But “education” is not always the source of vulnerability in casinos. Simple ignorance does open up a plethora of possibilities for criminal activity; so does conscious denial of the criminal problem or, worse, voluntary involvement in it. Ignorance, denial, and involvement on the part of casino executives and employees contribute to the drug and money-laundering scandals that continue to occur across the U.S. in gambling establishments.

A December 2005 U.S. Money Laundering Threat Assessment noted the “notable development... of Native American casinos... These tribal casinos are mov- ing rapidly from relative obscurity within the casino industry to a prominent position with ample potential for money laundering and other types of financial crimes.” Additionally, the report stated that “[a] constant threat at casinos is insiders taking advantage of their position either to steal or assist others with money laundering” (6).

Mercury News reported the July, 2007, arrest of an alleged drug smuggler who purportedly “laundered millions of dollars from illegal drug sales at Las Vegas casinos and elsewhere” according to the U.S. government (7).

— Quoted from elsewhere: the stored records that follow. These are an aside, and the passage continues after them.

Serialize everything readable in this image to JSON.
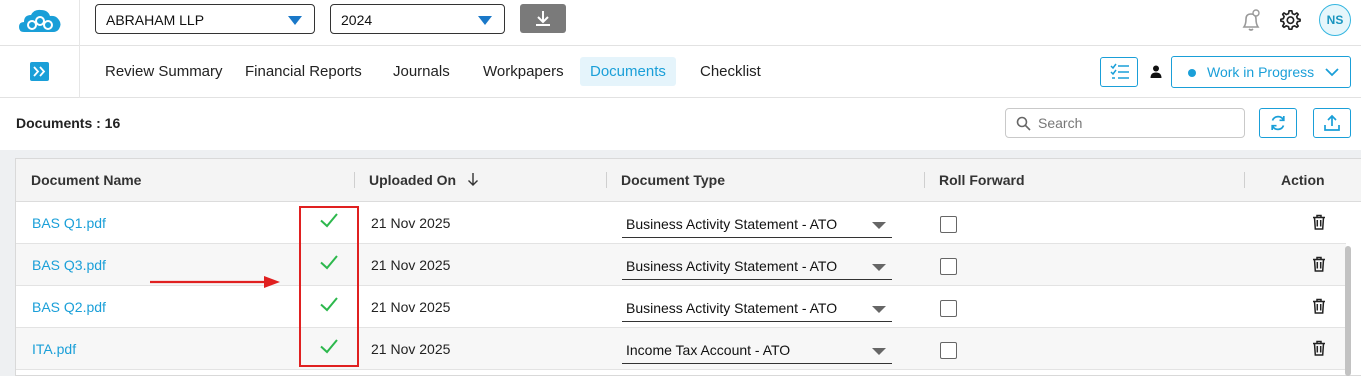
{
  "topbar": {
    "client": "ABRAHAM LLP",
    "year": "2024",
    "user_initials": "NS"
  },
  "nav": {
    "tabs": [
      {
        "label": "Review Summary"
      },
      {
        "label": "Financial Reports"
      },
      {
        "label": "Journals"
      },
      {
        "label": "Workpapers"
      },
      {
        "label": "Documents",
        "active": true
      },
      {
        "label": "Checklist"
      }
    ],
    "status": "Work in Progress"
  },
  "docs": {
    "count_label": "Documents : 16",
    "search_placeholder": "Search"
  },
  "table": {
    "columns": [
      "Document Name",
      "Uploaded On",
      "Document Type",
      "Roll Forward",
      "Action"
    ],
    "sort_icon": "arrow-down-icon",
    "rows": [
      {
        "name": "BAS Q1.pdf",
        "uploaded": "21 Nov 2025",
        "type": "Business Activity Statement - ATO",
        "roll_forward": false,
        "verified": true
      },
      {
        "name": "BAS Q3.pdf",
        "uploaded": "21 Nov 2025",
        "type": "Business Activity Statement - ATO",
        "roll_forward": false,
        "verified": true
      },
      {
        "name": "BAS Q2.pdf",
        "uploaded": "21 Nov 2025",
        "type": "Business Activity Statement - ATO",
        "roll_forward": false,
        "verified": true
      },
      {
        "name": "ITA.pdf",
        "uploaded": "21 Nov 2025",
        "type": "Income Tax Account - ATO",
        "roll_forward": false,
        "verified": true
      }
    ]
  },
  "colors": {
    "accent": "#1a9fd8",
    "check": "#2db84d",
    "annotation": "#e02020"
  }
}
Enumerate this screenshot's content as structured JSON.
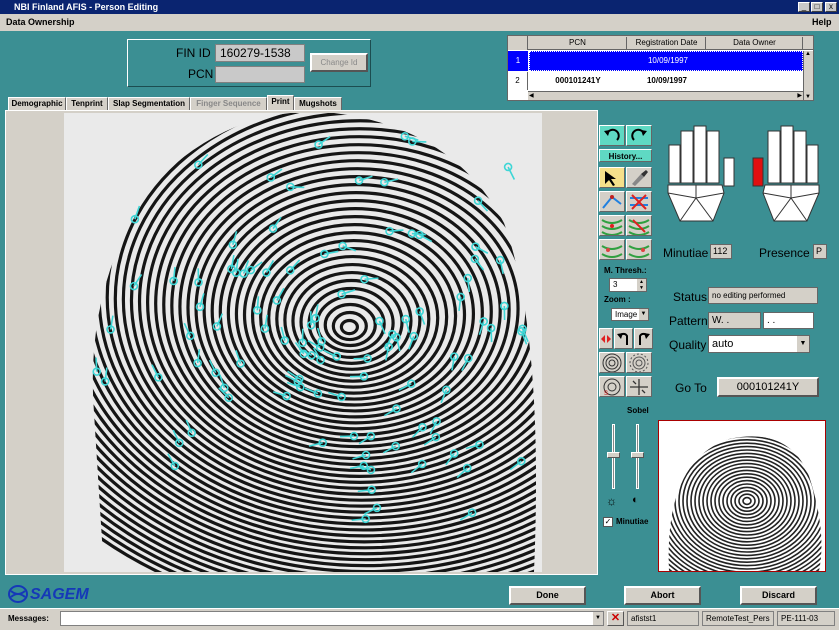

Those involved often stand to gain in illicit profits much more than they risk losing to regulatory fines and taxes if they, or their casinos, are incriminated in such activities. Much more than education is needed; what is needed is an end to the legalized gambling that so easily creates – and maintains – these criminal opportunities.

1. Focus on the Family Action – Citizenlink.com. “Gambling Cities Linked to Drug Abuse.” 23 August 2007.
2. Social Science Research Network. "Estimating the Impact of Illicit Drugs Use on Gambling Behavior: Evidence from the U.S. Casino Industry and Drugs Arrests" (January 24, 2007). Feijen, Erik H.B.
3. For example, from Online Casino News: “Timothy M. Hillenbrand of Citrus Heights, California, has been sentenced to two years in jail after getting caught with $25,000 worth of cocaine, ecstasy and marijuana, which he was planning on selling at a Nevada casino.” OCN Staff. 15 November 2005.
http://www.onlinecasino­ news.com/20051115/man_caught_with_drugs_in_nevada_ecd.aspx
4. A crime ring operating out of Melbourne brought Asian gamblers into their operations: [the crime ring] “offers loans to gamblers who have accrued gambling debts, and when the debts are not paid on time, they offer the indebted gamblers an opportunity to pay off the loans by smuggling drugs.” Online Casino News. 13 August 2005.
 http://www.onlinecasino­ news.com/20050813/organized_crime_used_crown_casino_to_attract_drug_runn ers_and_launder_ded.aspx 
5. U.S. Immigration and Customs Enforcement; The Cornerstone Report, Volume 2, Issue 3. “ICE Gets Its Message Out To The Gaming Industry At The G2E Expo.” 
6. U.S. Treasury. “U.S. Money Laundering Threat Assessment.” December 2005. 60­ 61.
7. San Jose Mercury News. “Alleged Drug Trafficker Jailed in U.S.” Mark Sherman for the Associated Press. 24 July 2007.